Up at the crack of dawn, she prepares her family of four for the day, “The woman is the life of a home” she explains as she carries a small pile of firewood from the shed to her kitchen “The woman of the house is the manager of everyone living under her roof.” She continues.
Everyone in Phyllis’ household has already left for their daily activities and chores but she insists on making fresh tea for her guest. Her kitchen is warm and homely and soon, a pot of tea is boiling. She explains why she has insisted on making fresh tea; to show off her Carbon Zero energy efficient stove and share why she is so proud of it.

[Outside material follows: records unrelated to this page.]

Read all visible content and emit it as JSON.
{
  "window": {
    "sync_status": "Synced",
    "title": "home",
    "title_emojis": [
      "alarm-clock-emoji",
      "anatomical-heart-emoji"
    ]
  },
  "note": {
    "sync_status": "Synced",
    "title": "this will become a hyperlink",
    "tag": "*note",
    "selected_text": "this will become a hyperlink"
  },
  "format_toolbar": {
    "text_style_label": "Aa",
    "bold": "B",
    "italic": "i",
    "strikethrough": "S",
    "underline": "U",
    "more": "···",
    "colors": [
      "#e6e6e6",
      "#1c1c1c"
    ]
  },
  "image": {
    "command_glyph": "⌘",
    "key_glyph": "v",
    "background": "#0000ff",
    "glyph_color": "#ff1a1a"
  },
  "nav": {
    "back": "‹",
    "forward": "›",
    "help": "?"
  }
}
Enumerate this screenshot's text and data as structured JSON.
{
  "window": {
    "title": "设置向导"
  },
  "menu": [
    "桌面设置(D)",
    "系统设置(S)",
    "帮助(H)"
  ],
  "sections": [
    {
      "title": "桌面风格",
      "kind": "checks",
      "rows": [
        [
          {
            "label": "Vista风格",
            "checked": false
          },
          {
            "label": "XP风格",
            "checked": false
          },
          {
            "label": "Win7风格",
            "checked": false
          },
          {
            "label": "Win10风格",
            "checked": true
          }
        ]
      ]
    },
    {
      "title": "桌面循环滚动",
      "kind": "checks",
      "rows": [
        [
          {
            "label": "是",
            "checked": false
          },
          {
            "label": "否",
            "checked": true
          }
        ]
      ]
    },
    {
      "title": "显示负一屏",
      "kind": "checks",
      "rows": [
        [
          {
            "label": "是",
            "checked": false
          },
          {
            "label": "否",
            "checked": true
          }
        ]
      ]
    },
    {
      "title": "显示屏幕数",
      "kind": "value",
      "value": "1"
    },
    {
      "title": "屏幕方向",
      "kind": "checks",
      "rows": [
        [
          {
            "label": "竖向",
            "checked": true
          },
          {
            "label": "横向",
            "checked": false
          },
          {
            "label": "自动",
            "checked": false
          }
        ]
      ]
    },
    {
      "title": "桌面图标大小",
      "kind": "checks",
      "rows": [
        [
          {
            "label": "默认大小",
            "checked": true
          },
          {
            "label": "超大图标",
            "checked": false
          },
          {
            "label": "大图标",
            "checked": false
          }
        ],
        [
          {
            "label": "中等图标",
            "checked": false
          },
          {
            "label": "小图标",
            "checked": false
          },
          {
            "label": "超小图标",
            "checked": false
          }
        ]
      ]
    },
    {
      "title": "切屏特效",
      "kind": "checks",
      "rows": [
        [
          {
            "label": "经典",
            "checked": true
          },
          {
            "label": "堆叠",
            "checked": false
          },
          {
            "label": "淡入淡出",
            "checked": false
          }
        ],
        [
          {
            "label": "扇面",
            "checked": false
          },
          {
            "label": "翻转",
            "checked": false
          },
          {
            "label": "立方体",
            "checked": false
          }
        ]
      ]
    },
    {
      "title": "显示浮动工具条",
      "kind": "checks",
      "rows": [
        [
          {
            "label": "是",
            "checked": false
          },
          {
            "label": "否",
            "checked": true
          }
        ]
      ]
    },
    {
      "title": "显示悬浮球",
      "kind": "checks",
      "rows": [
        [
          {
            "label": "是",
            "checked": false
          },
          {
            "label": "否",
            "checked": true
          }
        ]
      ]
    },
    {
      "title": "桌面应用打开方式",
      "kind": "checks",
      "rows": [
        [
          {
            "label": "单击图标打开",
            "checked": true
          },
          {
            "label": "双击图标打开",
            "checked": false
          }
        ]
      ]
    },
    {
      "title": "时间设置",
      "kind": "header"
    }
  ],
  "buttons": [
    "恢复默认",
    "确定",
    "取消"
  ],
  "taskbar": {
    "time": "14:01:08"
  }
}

Phyllis 1
This stove is efficient and saves me time, money and effort.” She further compares it with the paraffin and three stone traditional stoves she used to use earlier before getting an energy efficient stove from Carbon Zero. Firewood is a big problem here. With more families settling in the area plus the clearing of forests for farming sources of firewood are limited and the environment gets overly strained to cater for the communities energy needs. She used to buy firewood as she had no place to fetch enough for her family’s needs with dwindled forests. Also the traditional stove used a lot of firewood and produced a lot of smoke the complete opposite of her CZK stove. When the stoves were being introduced to the village, she immediately saw the advantage and had one built for her family. Not one to benefit alone, she advocated to the village during a chief’s baraza to dispel from them all hesitation and mistrust that comes with the introduction of any new things. The money she used to use in the procurement of firewood and kerosene was channeled to her chicken project which she uses to buy feed for them. The best thing is the smoke free environment her kitchen has become. “No more sore throats and puffed up red eyes from crying from the plumes of smoke produced by firewood,” she says.

Phyllis 2
Phyllis indicates that now she has more time to pursue her chicken farming venture which earns her livelihood while also getting time to regularly hold counseling sessions for parishioners and also empower local farmers. She says…. “My CZK simply liberated my life, the time I used to spend looking for firewood now I can do other things and this is good for any woman.

It may seem inconsequential but something as simple as a jiko that dignifies the kitchen has brought real positive change,” she continues “when you uplift a woman you uplift the whole community and for that we thank Carbon Zero a lot”